Not surprisingly, the researchers found that patients with higher MMSE scores had less severe brain atrophy and had been diagnosed more recently. But head circumference seemed to have no bearing on it.

Then they adjusted their equations to look specifically for a relationship between brain atrophy and head circumference. At all levels of atrophy, patients with bigger heads were able to get higher MMSE scores than their smaller-headed counterparts.

“Our results support the concept of BR [brain reserve] and underline the importance of optimal neurological development in early life,” the researchers wrote.

How early? If you can read this, it’s probably too late for you.

Studies show that brains reach 93% of their maximum size when they are only 6 years old. Bigger brains have more neurons, as well as more connections between them. Genetics plays a role, but so do external factors such as nutrition, central nervous system infections and brain injury early in life.

The upshot is that Alzheimer’s prevention efforts should be geared toward the preschool set, the German researchers suggested. Here’s how they put it:

“The improvement of perinatal and early life conditions could significantly increase BR in the population, which in turn may have an impact on the risk of developing AD [Alzheimer’s disease] or the severity of symptoms in AD.”

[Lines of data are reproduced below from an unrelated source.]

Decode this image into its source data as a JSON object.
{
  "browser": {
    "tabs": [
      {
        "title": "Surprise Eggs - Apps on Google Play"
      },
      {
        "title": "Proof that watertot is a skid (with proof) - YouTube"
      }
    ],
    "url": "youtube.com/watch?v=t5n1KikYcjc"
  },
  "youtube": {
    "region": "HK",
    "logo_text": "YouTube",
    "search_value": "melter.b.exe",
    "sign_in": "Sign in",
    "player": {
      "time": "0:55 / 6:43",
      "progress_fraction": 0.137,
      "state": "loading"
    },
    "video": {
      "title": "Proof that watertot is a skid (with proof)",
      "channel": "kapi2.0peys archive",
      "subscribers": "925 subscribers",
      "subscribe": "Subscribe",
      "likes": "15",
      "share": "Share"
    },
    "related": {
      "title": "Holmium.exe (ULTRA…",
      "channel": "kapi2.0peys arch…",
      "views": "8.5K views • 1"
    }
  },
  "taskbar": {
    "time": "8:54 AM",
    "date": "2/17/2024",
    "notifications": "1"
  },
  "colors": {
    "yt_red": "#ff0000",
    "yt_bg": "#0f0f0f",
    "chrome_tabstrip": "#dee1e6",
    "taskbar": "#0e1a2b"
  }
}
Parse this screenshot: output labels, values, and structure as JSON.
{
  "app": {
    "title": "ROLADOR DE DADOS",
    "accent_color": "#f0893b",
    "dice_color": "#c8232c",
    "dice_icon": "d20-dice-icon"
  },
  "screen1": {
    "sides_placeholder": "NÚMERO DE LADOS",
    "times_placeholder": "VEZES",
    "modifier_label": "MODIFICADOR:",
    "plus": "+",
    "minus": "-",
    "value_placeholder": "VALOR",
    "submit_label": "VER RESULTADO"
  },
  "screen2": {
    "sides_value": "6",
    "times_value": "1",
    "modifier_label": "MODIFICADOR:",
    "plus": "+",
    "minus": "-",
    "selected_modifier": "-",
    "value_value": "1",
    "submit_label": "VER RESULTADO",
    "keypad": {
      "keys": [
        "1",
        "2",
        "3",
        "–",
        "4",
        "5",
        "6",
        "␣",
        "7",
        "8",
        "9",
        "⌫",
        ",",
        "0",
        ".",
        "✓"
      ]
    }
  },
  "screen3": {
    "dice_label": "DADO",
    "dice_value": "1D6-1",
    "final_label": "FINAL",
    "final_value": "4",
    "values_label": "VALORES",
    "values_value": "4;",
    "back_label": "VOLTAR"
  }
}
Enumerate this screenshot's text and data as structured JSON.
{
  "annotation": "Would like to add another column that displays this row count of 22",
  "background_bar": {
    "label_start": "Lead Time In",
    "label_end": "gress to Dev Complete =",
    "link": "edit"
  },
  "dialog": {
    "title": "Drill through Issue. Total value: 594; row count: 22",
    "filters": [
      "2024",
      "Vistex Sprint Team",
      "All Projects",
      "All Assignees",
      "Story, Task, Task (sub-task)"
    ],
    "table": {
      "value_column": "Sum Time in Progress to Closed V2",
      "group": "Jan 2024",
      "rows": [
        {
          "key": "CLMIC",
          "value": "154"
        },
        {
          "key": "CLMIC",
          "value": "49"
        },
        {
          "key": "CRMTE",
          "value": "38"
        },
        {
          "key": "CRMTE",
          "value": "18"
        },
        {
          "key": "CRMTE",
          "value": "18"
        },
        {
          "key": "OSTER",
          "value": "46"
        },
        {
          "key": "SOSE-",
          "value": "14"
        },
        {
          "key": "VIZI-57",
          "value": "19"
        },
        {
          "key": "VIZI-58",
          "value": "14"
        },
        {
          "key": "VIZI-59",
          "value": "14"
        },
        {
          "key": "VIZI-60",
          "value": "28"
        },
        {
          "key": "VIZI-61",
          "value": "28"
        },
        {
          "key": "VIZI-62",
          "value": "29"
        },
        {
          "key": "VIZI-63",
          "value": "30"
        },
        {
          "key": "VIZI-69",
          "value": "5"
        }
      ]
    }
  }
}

The results will be published in Tuesday’s edition of the journal Neurology.